Glass used in glazing typically comprises a glass sheet, a pane, of the required dimension with a first and second surface. Both of these surfaces are substantially plane and substantially parallel to each other. Such a pane yields a uninterrupted view through. The view may have a slight colour cast which is dependent upon the body colour of the glass which is often greenish. Low iron glass varieties do not have such a tint.
To achieve a decorative effect, privacy or branding, glass is sometimes etched. One means of etching glass is with the application of a chemical such as hydrogen fluoride. Such a chemical will modify the plane nature of the glazed surface to which it’s applied imparting a finish that tends toward structured, micro-crystals when observed at high magnification. This finish obstructs the clear view and yet admits light and contrasts dramatically with surrounding unmodified areas.
Glass can be etched mechanically too. The most popular means of mechanically etching glass is with an abrasive medium, such as aluminium oxide or garnet, blasted at great speed using compressed air through a suitable stencil. This imparts an effect similar to that achieved by chemical etching and, like chemically etched glass, the effect is permanent.
Both sandblasting and chemical etching are difficult and disruptive in their application to installed glass in situ. The permanent nature of the application is sometimes not desired. Some studies indicate that mechanical modification of glass can be the source of weaknesses and stress concentrations sometimes causing cracks to propagate.
Contemporary etch effects are achieved using the application of an etch effect film so creating Etch Effect Window Graphics. An etch effect film is typically self adhesive and is simply cut, using a computer driven cutting plotter, to the shapes required, which are then applied to the glass. The effect is dramatic, barely distinguishable from etched or blasted markings and can be removed when required.
Etch effect films are available in considerable variety each imparting its own effect to Etch Effect Window Graphics. For example, films are available with inclusions in the mass of the material that sparkle in direct light. Films are also available in that impart a slight colour. More recently, films that are receptive to print have been introduced. These films can be used to achieve ambient effects supporting brands or purely for the decorative benefits Etch Effect Window graphics deliver.

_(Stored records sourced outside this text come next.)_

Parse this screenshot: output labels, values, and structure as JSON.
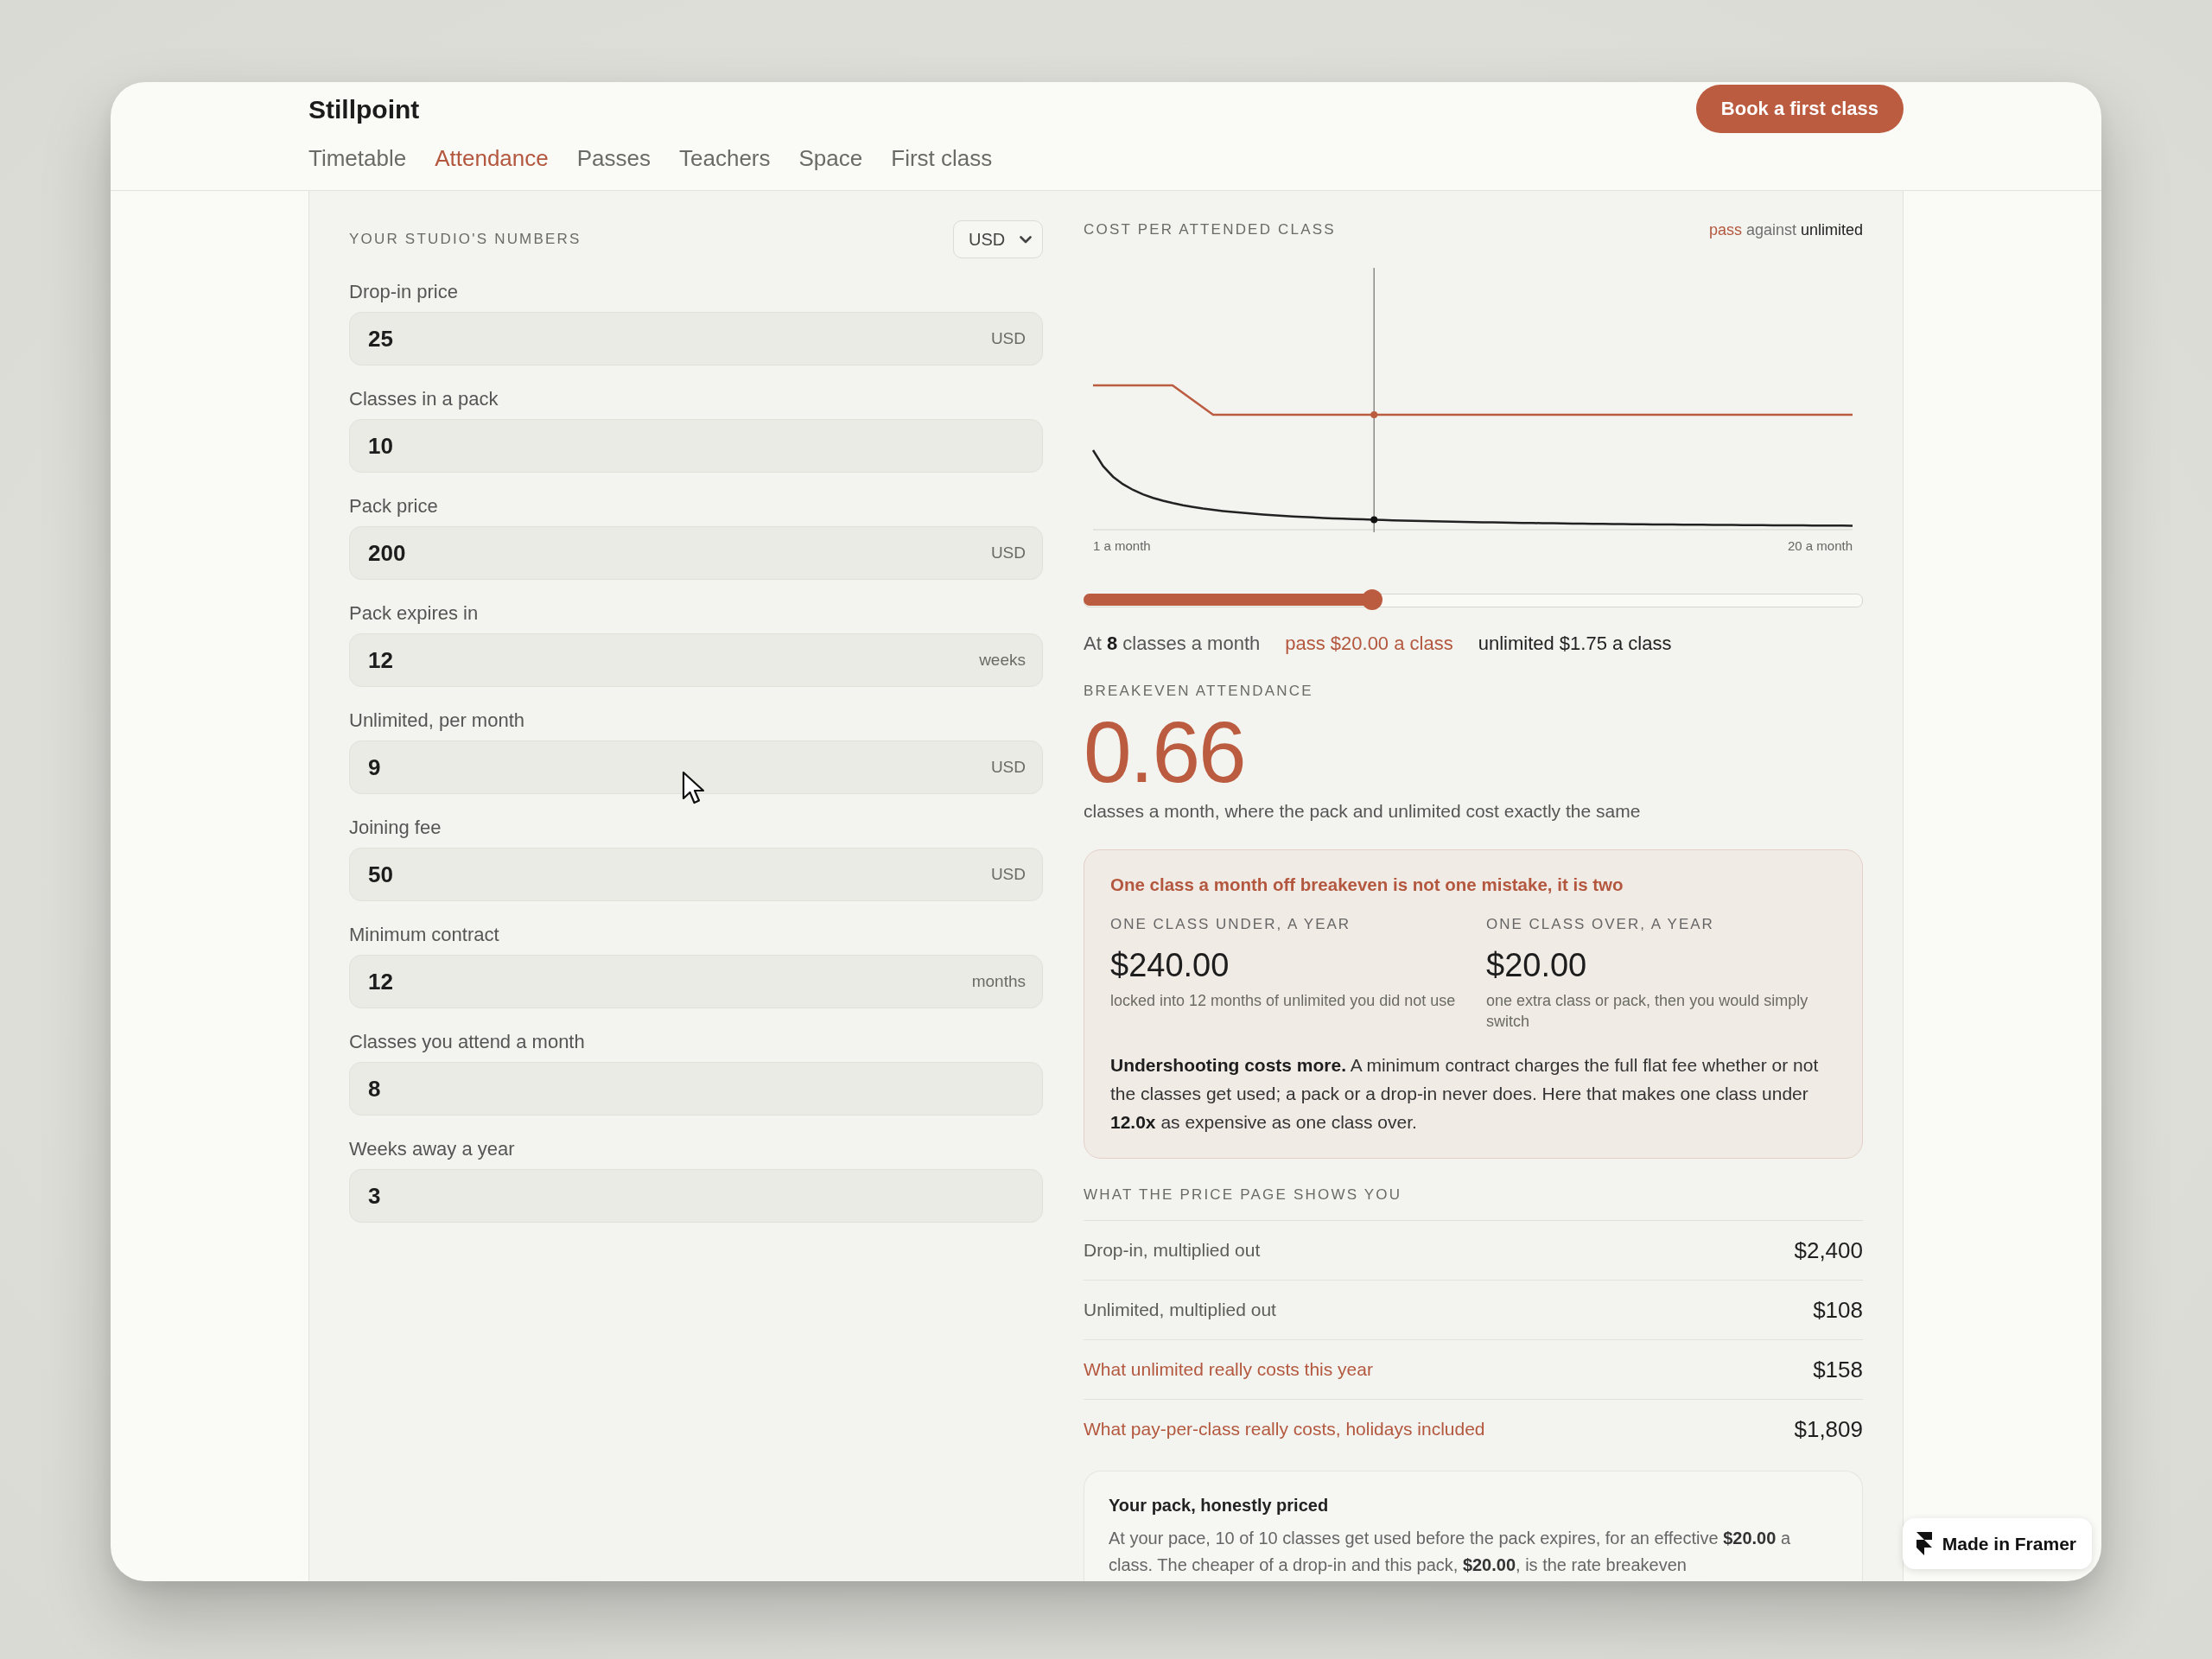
{
  "brand": "Stillpoint",
  "nav": [
    {
      "label": "Timetable",
      "selected": false
    },
    {
      "label": "Attendance",
      "selected": true
    },
    {
      "label": "Passes",
      "selected": false
    },
    {
      "label": "Teachers",
      "selected": false
    },
    {
      "label": "Space",
      "selected": false
    },
    {
      "label": "First class",
      "selected": false
    }
  ],
  "cta": "Book a first class",
  "studio": {
    "heading": "YOUR STUDIO'S NUMBERS",
    "currency": "USD",
    "fields": [
      {
        "label": "Drop-in price",
        "value": "25",
        "unit": "USD"
      },
      {
        "label": "Classes in a pack",
        "value": "10"
      },
      {
        "label": "Pack price",
        "value": "200",
        "unit": "USD"
      },
      {
        "label": "Pack expires in",
        "value": "12",
        "unit": "weeks"
      },
      {
        "label": "Unlimited, per month",
        "value": "9",
        "unit": "USD"
      },
      {
        "label": "Joining fee",
        "value": "50",
        "unit": "USD"
      },
      {
        "label": "Minimum contract",
        "value": "12",
        "unit": "months"
      },
      {
        "label": "Classes you attend a month",
        "value": "8"
      },
      {
        "label": "Weeks away a year",
        "value": "3"
      }
    ]
  },
  "cost_chart": {
    "heading": "COST PER ATTENDED CLASS",
    "legend": {
      "pass": "pass",
      "joiner": "against",
      "unlimited": "unlimited"
    },
    "x_start": "1 a month",
    "x_end": "20 a month",
    "slider": {
      "level": 0.37
    },
    "readout": {
      "attendance": "At **8** classes a month",
      "pass": "pass $20.00 a class",
      "unlimited": "unlimited $1.75 a class"
    }
  },
  "breakeven": {
    "heading": "BREAKEVEN ATTENDANCE",
    "value": "0.66",
    "caption": "classes a month, where the pack and unlimited cost exactly the same"
  },
  "mistake_card": {
    "title": "One class a month off breakeven is not one mistake, it is two",
    "columns": [
      {
        "heading": "ONE CLASS UNDER, A YEAR",
        "amount": "$240.00",
        "note": "locked into 12 months of unlimited you did not use"
      },
      {
        "heading": "ONE CLASS OVER, A YEAR",
        "amount": "$20.00",
        "note": "one extra class or pack, then you would simply switch"
      }
    ],
    "body": "**Undershooting costs more.** A minimum contract charges the full flat fee whether or not the classes get used; a pack or a drop-in never does. Here that makes one class under **12.0x** as expensive as one class over."
  },
  "price_page": {
    "heading": "WHAT THE PRICE PAGE SHOWS YOU",
    "rows": [
      {
        "label": "Drop-in, multiplied out",
        "value": "$2,400",
        "emphasis": false
      },
      {
        "label": "Unlimited, multiplied out",
        "value": "$108",
        "emphasis": false
      },
      {
        "label": "What unlimited really costs this year",
        "value": "$158",
        "emphasis": true
      },
      {
        "label": "What pay-per-class really costs, holidays included",
        "value": "$1,809",
        "emphasis": true
      }
    ]
  },
  "pack_card": {
    "title": "Your pack, honestly priced",
    "body": "At your pace, 10 of 10 classes get used before the pack expires, for an effective **$20.00** a class. The cheaper of a drop-in and this pack, **$20.00**, is the rate breakeven"
  },
  "badge": "Made in Framer"
}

Etch effect films can be used in concert with other self-adhesive media to create highly detailed window graphics that are both attractive and functional. Etch effects used in interiors, on panels in partition structures for example, achieve a degree of privacy and are valued for their decorative effects too.